- 17β-estradiol (E2), a natural estrogenic hormone, degrades within hours and bind strongly to soils and sediments; however, estrogens are frequently detected in the environment at concentrations that impact water quality. Colloidal (COC) and dissolved (DOC) organic carbon may enhance the persistence and mobility of E2. Soil batch experiments were used to identify the persistence and sorption of radiolabeled E2 dissolved in solutions of (i) COC/DOC derived from liquid swine manure and (ii) CaCl2. Estradiol disappeared from the aqueous phase before 7 d in the CaCl2 solution, yet persisted throughout the duration of the 14 d experiment in the liquid manure solution. There was also concomitant formation of estrone (E1; a metabolite of E2) as E2 dissipated in sterile batch experiments, which was attributed to abiotic oxidation. The liquid manure solution appeared to interact with the estrogen and/or oxidation reaction sites, reducing E2 degradation. Furthermore, the liquid manure solution reduced E2/E1 binding to the soil surface resulting in more E2/E1 in the aqueous layer compared to the CaCl2 solution. Ultrafiltration results of liquid manure indicated that ∼1/3 of E2 was associated with COC, which may be responsible for the reduced degradation and sorption of E2 in the liquid manure solution.
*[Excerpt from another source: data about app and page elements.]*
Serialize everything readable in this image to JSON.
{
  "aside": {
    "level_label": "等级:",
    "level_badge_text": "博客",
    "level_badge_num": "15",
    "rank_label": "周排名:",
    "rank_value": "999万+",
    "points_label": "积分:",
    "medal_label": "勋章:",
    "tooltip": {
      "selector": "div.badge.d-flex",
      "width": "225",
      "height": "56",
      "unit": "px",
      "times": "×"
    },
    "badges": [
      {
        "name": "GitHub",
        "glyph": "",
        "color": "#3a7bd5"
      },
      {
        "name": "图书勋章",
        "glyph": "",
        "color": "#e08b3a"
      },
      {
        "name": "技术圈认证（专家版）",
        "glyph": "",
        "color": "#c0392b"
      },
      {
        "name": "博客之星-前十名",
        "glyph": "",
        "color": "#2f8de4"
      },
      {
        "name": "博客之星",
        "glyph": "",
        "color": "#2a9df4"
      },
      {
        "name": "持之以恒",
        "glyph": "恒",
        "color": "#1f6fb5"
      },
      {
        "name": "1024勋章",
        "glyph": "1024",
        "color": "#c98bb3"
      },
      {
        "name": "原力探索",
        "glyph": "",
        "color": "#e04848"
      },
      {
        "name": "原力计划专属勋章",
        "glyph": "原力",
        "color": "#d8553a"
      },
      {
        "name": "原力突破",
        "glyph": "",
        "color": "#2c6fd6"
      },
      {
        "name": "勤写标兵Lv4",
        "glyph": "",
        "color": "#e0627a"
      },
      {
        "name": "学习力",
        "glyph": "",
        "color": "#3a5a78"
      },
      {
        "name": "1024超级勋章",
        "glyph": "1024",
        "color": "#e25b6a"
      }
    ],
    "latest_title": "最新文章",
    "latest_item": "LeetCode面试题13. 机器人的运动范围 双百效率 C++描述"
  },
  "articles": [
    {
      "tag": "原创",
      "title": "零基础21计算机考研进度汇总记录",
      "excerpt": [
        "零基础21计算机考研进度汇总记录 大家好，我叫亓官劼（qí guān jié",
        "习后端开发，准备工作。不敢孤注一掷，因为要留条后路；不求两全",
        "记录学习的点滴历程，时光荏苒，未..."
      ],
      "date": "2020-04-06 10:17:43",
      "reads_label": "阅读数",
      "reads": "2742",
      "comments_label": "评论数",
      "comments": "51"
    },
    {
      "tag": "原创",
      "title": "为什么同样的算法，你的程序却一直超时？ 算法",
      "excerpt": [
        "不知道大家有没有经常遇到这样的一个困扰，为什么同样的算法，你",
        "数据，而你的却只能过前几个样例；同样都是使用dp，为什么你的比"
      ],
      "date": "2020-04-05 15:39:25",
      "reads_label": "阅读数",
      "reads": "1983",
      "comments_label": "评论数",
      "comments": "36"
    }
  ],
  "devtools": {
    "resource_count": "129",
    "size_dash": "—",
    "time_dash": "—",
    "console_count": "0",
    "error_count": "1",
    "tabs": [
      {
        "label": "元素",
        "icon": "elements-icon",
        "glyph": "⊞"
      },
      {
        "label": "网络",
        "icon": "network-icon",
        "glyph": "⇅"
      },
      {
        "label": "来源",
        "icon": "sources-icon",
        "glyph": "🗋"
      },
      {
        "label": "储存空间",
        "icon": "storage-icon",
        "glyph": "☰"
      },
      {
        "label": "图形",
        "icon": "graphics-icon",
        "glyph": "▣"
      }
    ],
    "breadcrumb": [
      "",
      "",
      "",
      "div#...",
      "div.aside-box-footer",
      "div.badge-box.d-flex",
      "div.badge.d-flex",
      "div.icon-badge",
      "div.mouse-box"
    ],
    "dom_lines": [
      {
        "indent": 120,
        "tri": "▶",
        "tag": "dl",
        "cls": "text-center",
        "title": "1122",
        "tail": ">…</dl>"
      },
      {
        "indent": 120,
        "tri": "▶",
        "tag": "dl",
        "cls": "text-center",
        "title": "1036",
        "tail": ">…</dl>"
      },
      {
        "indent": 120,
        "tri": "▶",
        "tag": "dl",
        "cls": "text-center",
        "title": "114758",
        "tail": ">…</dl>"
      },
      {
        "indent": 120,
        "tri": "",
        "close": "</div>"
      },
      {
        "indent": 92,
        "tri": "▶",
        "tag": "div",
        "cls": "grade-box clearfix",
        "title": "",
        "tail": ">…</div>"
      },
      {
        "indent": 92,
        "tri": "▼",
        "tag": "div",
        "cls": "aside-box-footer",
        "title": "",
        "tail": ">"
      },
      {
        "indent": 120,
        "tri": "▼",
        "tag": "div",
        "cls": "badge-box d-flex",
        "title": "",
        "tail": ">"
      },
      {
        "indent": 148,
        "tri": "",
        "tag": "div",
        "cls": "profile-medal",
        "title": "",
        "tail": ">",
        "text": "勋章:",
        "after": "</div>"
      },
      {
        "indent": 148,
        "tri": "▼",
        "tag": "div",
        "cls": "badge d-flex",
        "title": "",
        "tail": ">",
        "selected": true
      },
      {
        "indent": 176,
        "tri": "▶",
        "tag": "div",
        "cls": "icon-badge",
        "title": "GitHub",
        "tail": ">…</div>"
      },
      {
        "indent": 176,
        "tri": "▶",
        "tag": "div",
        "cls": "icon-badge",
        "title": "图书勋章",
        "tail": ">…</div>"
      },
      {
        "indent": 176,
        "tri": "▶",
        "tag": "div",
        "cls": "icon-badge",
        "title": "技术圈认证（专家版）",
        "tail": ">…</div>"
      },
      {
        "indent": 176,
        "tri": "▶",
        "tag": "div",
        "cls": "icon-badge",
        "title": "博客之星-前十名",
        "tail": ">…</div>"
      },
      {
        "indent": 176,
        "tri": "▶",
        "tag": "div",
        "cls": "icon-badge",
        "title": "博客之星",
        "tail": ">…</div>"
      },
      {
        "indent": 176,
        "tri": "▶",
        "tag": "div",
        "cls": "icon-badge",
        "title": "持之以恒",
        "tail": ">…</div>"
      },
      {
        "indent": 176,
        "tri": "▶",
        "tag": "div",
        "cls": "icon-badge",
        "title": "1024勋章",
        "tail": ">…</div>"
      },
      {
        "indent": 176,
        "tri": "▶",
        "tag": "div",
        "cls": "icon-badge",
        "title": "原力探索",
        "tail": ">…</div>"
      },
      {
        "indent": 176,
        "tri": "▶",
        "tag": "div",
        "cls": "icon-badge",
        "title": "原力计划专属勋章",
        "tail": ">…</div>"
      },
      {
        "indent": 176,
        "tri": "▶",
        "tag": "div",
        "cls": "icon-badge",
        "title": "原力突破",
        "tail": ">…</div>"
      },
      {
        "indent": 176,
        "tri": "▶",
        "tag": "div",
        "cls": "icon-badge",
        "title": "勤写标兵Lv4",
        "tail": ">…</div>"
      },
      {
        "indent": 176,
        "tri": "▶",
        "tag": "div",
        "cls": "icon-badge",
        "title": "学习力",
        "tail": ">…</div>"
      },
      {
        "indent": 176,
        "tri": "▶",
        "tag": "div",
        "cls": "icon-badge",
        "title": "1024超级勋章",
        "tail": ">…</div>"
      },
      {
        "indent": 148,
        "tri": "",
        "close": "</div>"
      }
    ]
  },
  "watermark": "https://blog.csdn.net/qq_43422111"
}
Zitnick, K.K. , Shappell, N.W. , Hakk, H. , DeSutter, T.M. , Khan, E. , Casey, F.X.M.
calcium chloride , colloids , dissolved organic carbon , environment , estradiol , estrone , liquid manure , oxidation , pig manure , sediments , soil , sorption , ultrafiltration , water quality
- Includes references
- Journal of hazardous materials 2011 Feb. 28, v. 186, no. 2-3
Journal Articles, USDA Authors, Peer-Reviewed
- Works produced by employees of the U.S. Government as part of their official duties are not copyrighted within the U.S. The content of this document is not copyrighted.